By the end of the 1920s, the magazine took on a style more imitative of the most prominent literary magazine of the time. “The schtick of these college humor magazines was that they were all trying to be little New Yorker magazines,” says Hamlet. One of the ways college humor magazines imitated the New Yorker was through monthly gossip columns. But, to modern readers lacking inside information, many of the jokes of that era fall flat. A look at the Octopus’s 1929 SCANDALS columns gives a candid glimpse into the lives of students: “Summer has come! A lemonade stand at the corner of Lake and Langdon has put up a bright new orange and green awning. Already it has been used as a parking place for couples. Yes, that’s the honest truth!”
1930s: The Octopus Grows Up
The content of the magazine grew more complex — and, at times, more mature —during the 1930s. By 1939, as the world had slipped into war, the November issue’s On Second Thought column felt all grown up in its wartime politics in this lead-off item: “Senator Carter Glass said of Adolf Hitler, ‘His word isn’t worth a thrip.’ Thrip is an English slang for threepence; the Chicago Tribune had better frisk Senator Glass for more foreign propaganda.” Luckily, the column didn’t stay serious for long: “The birth rate in all democratic countries is falling off rapidly. Isn’t there something we can do about this?”
That same year, a cartoon feature chronicled the life of coed Clara Netwick in Life Discloses the Happy Weekend of a Wisconsin Coed. Showing Clara and her date, Hubert Fidgets, amid a ballroom filled with dancing couples, the caption reads: “This is the Polygon Dance, which engineers go to as part of their socializing process (including a subscription to the Wisconsin Engineer). Clara’s girdle is too tight, and Great Hall is overheated. Everything points to a lovely evening for this young couple.”
1940s: The Magazine Hits its Stride
It is this sort of intimate look at the ridiculousness of life as a student that would probably capture the imagination of the modern reader. Candid, close-up content related to student life continued into the 1940s and beyond. During this period, the magazine begins to have more illustrations, cartoons, and special features with inventive designs.

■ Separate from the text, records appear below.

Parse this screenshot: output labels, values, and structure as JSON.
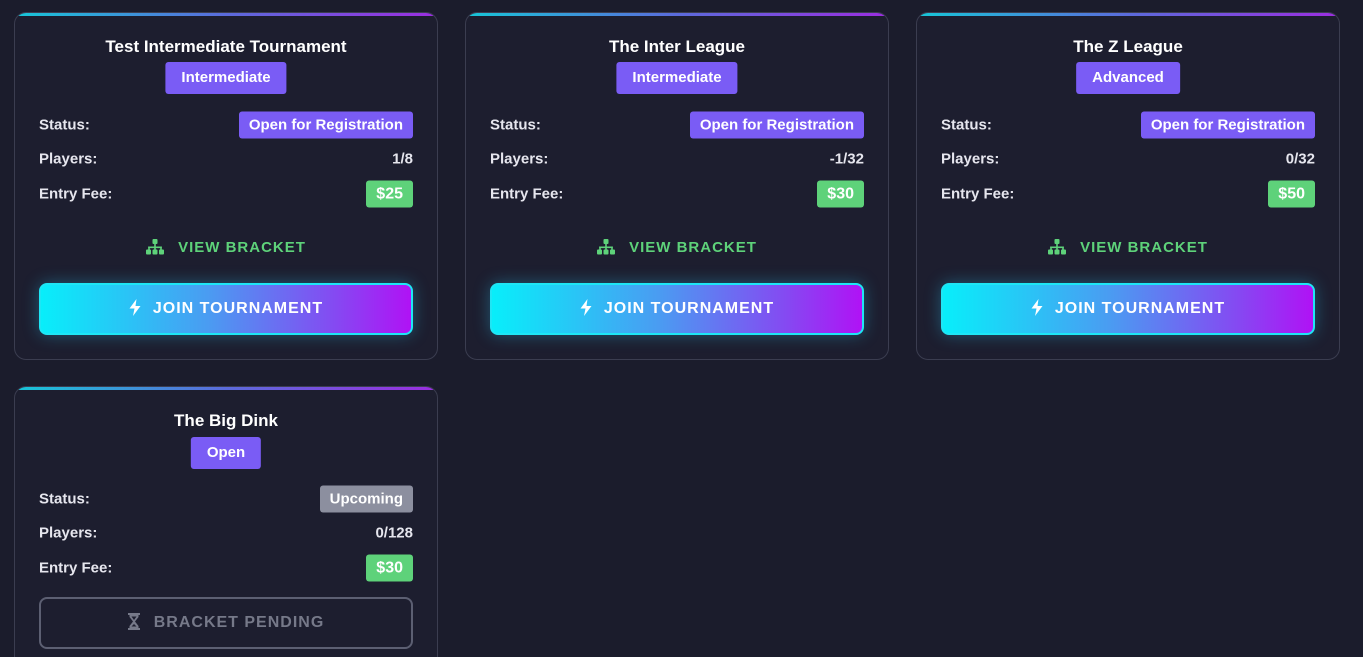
{
  "labels": {
    "status": "Status:",
    "players": "Players:",
    "entry_fee": "Entry Fee:",
    "view_bracket": "VIEW BRACKET",
    "join_tournament": "JOIN TOURNAMENT",
    "bracket_pending": "BRACKET PENDING"
  },
  "icons": {
    "bracket": "sitemap-icon",
    "join": "bolt-icon",
    "pending": "hourglass-icon"
  },
  "colors": {
    "background": "#1b1c2c",
    "card": "#1d1e2f",
    "level_badge": "#7a5cf5",
    "status_open": "#7a5cf5",
    "status_upcoming": "#8c8f9f",
    "fee": "#5ed27a",
    "view_bracket": "#5ed27a",
    "join_gradient_start": "#08eefa",
    "join_gradient_end": "#b012f5"
  },
  "tournaments": [
    {
      "name": "Test Intermediate Tournament",
      "level": "Intermediate",
      "status": "Open for Registration",
      "players": "1/8",
      "fee": "$25"
    },
    {
      "name": "The Inter League",
      "level": "Intermediate",
      "status": "Open for Registration",
      "players": "-1/32",
      "fee": "$30"
    },
    {
      "name": "The Z League",
      "level": "Advanced",
      "status": "Open for Registration",
      "players": "0/32",
      "fee": "$50"
    },
    {
      "name": "The Big Dink",
      "level": "Open",
      "status": "Upcoming",
      "players": "0/128",
      "fee": "$30"
    }
  ]
}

One such design was on the March 1949 issue’s cover: a spoof of a Daily Cardinal front page (listing a price of “Too Much per copy”). The Octopus produced its own version of the student newspaper on newsprint and bound it into the middle of the magazine. The mock newspaper included articles such as, “Student Board Split, 17–1, In Surprise Action,” “Co-eds Demand Beard Suffrage,” and “Student Bored by Smorgasbord Editorial Board.” This send-up of “real news” publications such as the Daily Cardinal — one of dozens by the Octopus — is still replicated today in another publication with Madison roots: the Onion.
As always, corny jokes abounded in the 1940s. But by 1949, these short chucklers grew in quality:
“Look, is that lady’s dress torn or am I seeing things?”
First drunk: “Shay, know what time is it?”
Second drunk: “Yeah.”
First drunk: “Thanksh.”
1950s: Breaking Rules
The 1950s saw more photography and a greater variety of genres. A November 1954 issue featured “Ane Illustraeted Histourie ofe Womenn’s Fasshion: Europe and the Near East — 2900 B.C. to 1900 A.D.” This three-page article featured hand-drawn illustrations and began with, “It is written in small print somewhere in the scriptures that at the sight of woman’s first attempt at fashion design, man issued forth the first laugh.”
The material became more subversive and sometimes dark in the 1950s. “The fifties were a time of lots of rules and regulations,” says Hamlet, “and it was our job to try to break all of them.”
But there were limits to what the rebels at the Octopus could publish. “We always had a censor,” says Hamlet. “We paid to have a copy put on their desk, and they would tell us what we could and could not say. The censor was sometimes a student, sometimes faculty.”
During the magazine’s last years in print, “The Bounders of the Campus Are the Bounders of the State” emblazoned the covers — a backhanded reference to the Wisconsin Idea. The first page of the March 1958 issue was a stark photograph of a drunk lying passed out in a muddy gutter with the caption, “Sabbatical.” It was one of the grimmest images in the entire run of the magazine. Octy’s Dream Girl was replaced by Nancy Myers, Octy’s Uninhibited Co-ed (who showed a lot of leg). The sexual revolution was beginning, and the jokes were more risqué and, arguably, much funnier than the previous three decades.
“No,” said the centipede, crossing her legs, “a hundred times no.”
“Then there’s the one about the sweet young thing who bought herself a bicycle so she could peddle it out in the country.”
News Item: A roaring twister last Wednesday carried off Jim Bennington’s house and all of his eight children are missing. Neighbors donated a bed to give Jim and his wife a new start.
“We see a new edition of Hawthorne’s “Scarlet Letter” is coming out under the title “How Hester Won Her A.”